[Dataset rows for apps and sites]
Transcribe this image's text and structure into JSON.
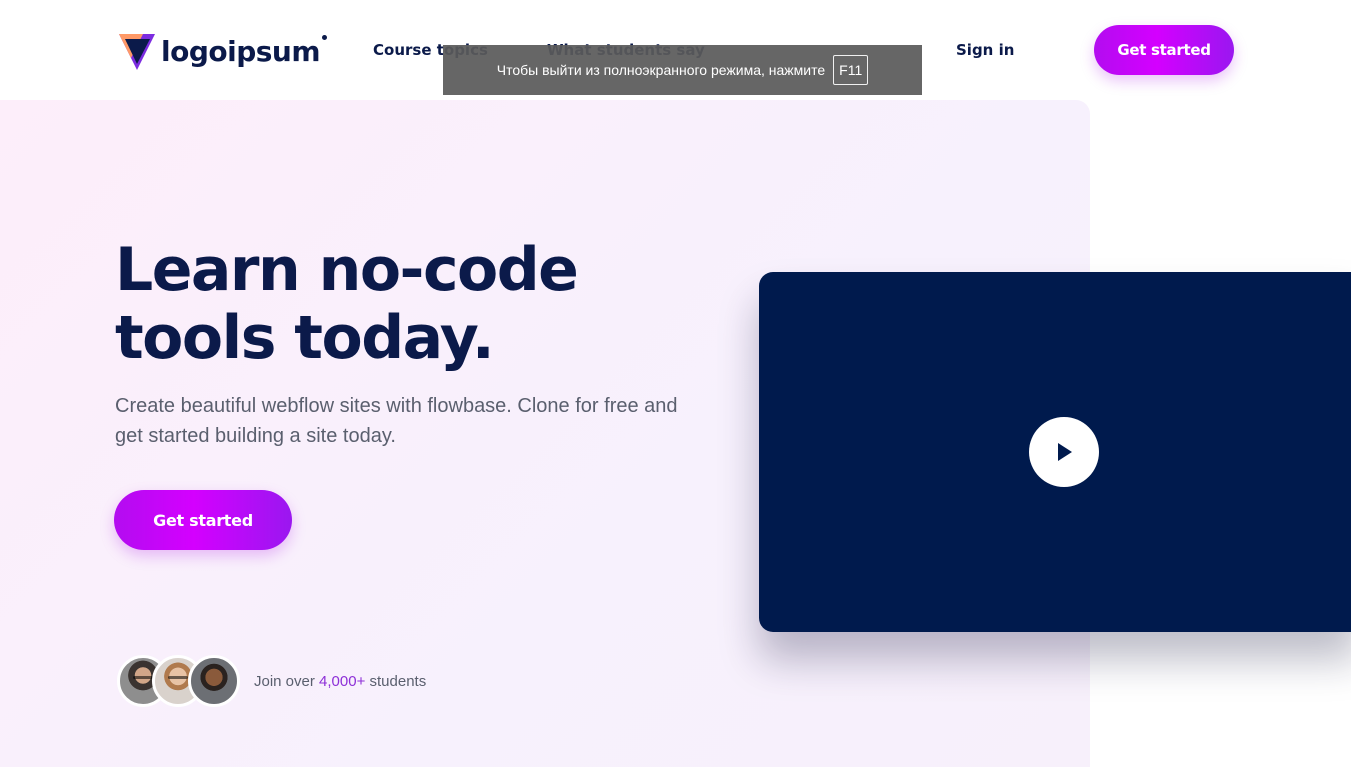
{
  "brand": {
    "name": "logoipsum"
  },
  "nav": {
    "links": [
      "Course topics",
      "What students say"
    ],
    "sign_in": "Sign in",
    "cta": "Get started"
  },
  "fullscreen_notice": {
    "text": "Чтобы выйти из полноэкранного режима, нажмите",
    "key": "F11"
  },
  "hero": {
    "title": "Learn no-code tools today.",
    "subtitle": "Create beautiful webflow sites with flowbase. Clone for free and get started building a site today.",
    "cta": "Get started",
    "social_proof": {
      "prefix": "Join over ",
      "count": "4,000+",
      "suffix": " students"
    }
  },
  "video": {
    "icon": "play-icon"
  },
  "colors": {
    "navy": "#0b1a4a",
    "accent_gradient_start": "#b30cf0",
    "accent_gradient_end": "#9a17f0",
    "hero_bg": "#fdeefa",
    "video_bg": "#001a4d",
    "count_color": "#8d2fd7"
  }
}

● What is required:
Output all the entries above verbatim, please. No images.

● Output for this task:
Transcribe this image's text and structure into JSON.
{
  "brand": {
    "name": "logoipsum"
  },
  "nav": {
    "links": [
      "Course topics",
      "What students say"
    ],
    "sign_in": "Sign in",
    "cta": "Get started"
  },
  "fullscreen_notice": {
    "text": "Чтобы выйти из полноэкранного режима, нажмите",
    "key": "F11"
  },
  "hero": {
    "title": "Learn no-code tools today.",
    "subtitle": "Create beautiful webflow sites with flowbase. Clone for free and get started building a site today.",
    "cta": "Get started",
    "social_proof": {
      "prefix": "Join over ",
      "count": "4,000+",
      "suffix": " students"
    }
  },
  "video": {
    "icon": "play-icon"
  },
  "colors": {
    "navy": "#0b1a4a",
    "accent_gradient_start": "#b30cf0",
    "accent_gradient_end": "#9a17f0",
    "hero_bg": "#fdeefa",
    "video_bg": "#001a4d",
    "count_color": "#8d2fd7"
  }
}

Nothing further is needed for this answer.